Much of the recent public scrutiny on Salinas Valley Memorial Hospital has focused on retired CEO Sam Downing’s $4 million retirement payout. But Assemblyman Luis Alejo (D-Watsonville) says the SVMH audit, which the state Joint Legislative Audit Committee approved at his request May 11, is about more than exorbitant executive pay.
“[Downing’s pay] raises a lot of questions, especially with layoffs and less services at the hospital,” Alejo says. “But what made the audit rise to the top of my priorities was the numerous complaints and inquiries by community members about the hospital’s finances and their relationship to the charitable organizations they’re contributing to.”
The committee, which includes Assemblyman Bill Monning (D-Carmel), estimates the audit will cost $244,000 and 2,400 hours of work over the next six months. But Alejo notes that the money is part of the auditor’s budget, and contends that it’s a reasonable price to pay for the full disclosure and transparency SVMH hasn’t provided voluntarily.
“We needed definite answers about where the hospital’s money was going,” Alejo says. He expects the audit to answer a wide range of questions about SVMH operations, including revenue, expenditures and staff compensation practices.
The hospital’s board president, Jim Gattis, has publicly stated that SVMH welcomes the audit. But if that’s the case, Alejo asks, then why did SVMH hire a lobbyist at an expense of $25,000 to try and quash the audit in the days before the committee’s vote?
“I talked to [the lobbyist] the day before the hearing,” Alejo says. “The goal was to oppose the audit or narrow its scope.”

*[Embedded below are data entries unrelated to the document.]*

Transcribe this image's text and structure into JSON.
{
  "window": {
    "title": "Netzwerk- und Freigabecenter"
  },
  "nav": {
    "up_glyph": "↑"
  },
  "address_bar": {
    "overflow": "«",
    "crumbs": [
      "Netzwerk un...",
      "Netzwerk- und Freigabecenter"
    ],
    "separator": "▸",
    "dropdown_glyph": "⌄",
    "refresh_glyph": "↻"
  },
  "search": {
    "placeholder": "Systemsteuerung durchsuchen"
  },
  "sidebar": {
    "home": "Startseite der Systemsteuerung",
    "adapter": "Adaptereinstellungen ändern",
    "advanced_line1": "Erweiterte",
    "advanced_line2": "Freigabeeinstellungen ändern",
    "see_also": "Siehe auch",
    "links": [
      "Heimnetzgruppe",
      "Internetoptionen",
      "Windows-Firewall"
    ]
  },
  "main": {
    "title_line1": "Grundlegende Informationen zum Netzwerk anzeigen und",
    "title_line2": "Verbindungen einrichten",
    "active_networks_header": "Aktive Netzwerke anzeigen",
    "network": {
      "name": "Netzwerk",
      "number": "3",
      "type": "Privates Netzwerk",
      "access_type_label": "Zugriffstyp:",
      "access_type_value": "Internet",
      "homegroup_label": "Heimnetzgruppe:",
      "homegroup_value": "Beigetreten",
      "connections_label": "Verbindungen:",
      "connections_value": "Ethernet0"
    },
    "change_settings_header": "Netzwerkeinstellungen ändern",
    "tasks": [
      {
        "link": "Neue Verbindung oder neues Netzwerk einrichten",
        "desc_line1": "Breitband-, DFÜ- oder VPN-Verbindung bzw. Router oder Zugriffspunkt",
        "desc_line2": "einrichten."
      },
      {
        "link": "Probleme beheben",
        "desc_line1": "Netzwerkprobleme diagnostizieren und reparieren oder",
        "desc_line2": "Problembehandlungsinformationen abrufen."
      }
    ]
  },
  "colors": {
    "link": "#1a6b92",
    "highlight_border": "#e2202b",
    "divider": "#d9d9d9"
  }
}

Not so, according to SVMH financial analyst Mike Profumo. “[The lobbyist’s] marching orders were not to help us get out of this audit,” he says.
Adds hospital spokesperson Adrienne Laurent: “We’d never been to Sacramento before. We had three days from the time we were notified and the time we had to be there, and needed someone who could tell our story.”
One of Alejo’s desired outcomes is legislation that would rein in pensions for executives of public entities like hospitals.
“Public pensions have come under scrutiny from voters and constituents, who say, ‘How can you justify multi-million-dollar pensions to CEOs resulting in less services at hospitals?’” Alejo says. He points to Downing’s receipt of a $900,000 supplemental pension upon retirement earlier this month, in addition to his $150,000 regular pension and his $668,000 annual salary.
A Los Angeles Times review of California hospital districts showed that Downing’s pay was higher than that of his colleagues at similar-sized hospitals.
But hospital officials say Downing’s compensation package is in line with national practice, and has nothing to do with SVMH’s current goal to reduce its staff by 150 full-time employees.
“[The hospital] has been paying into Downing’s retirement account for years,” Laurent says.
“Our commercial business is down 26 percent; that’s what’s driving our decisions,” Profumo adds.
Alejo, however, is convinced that there’s more to the story.
“Is there more money that is owed to outgoing executives?” he asks. “That’s one of many things I’m looking forward to finding out.”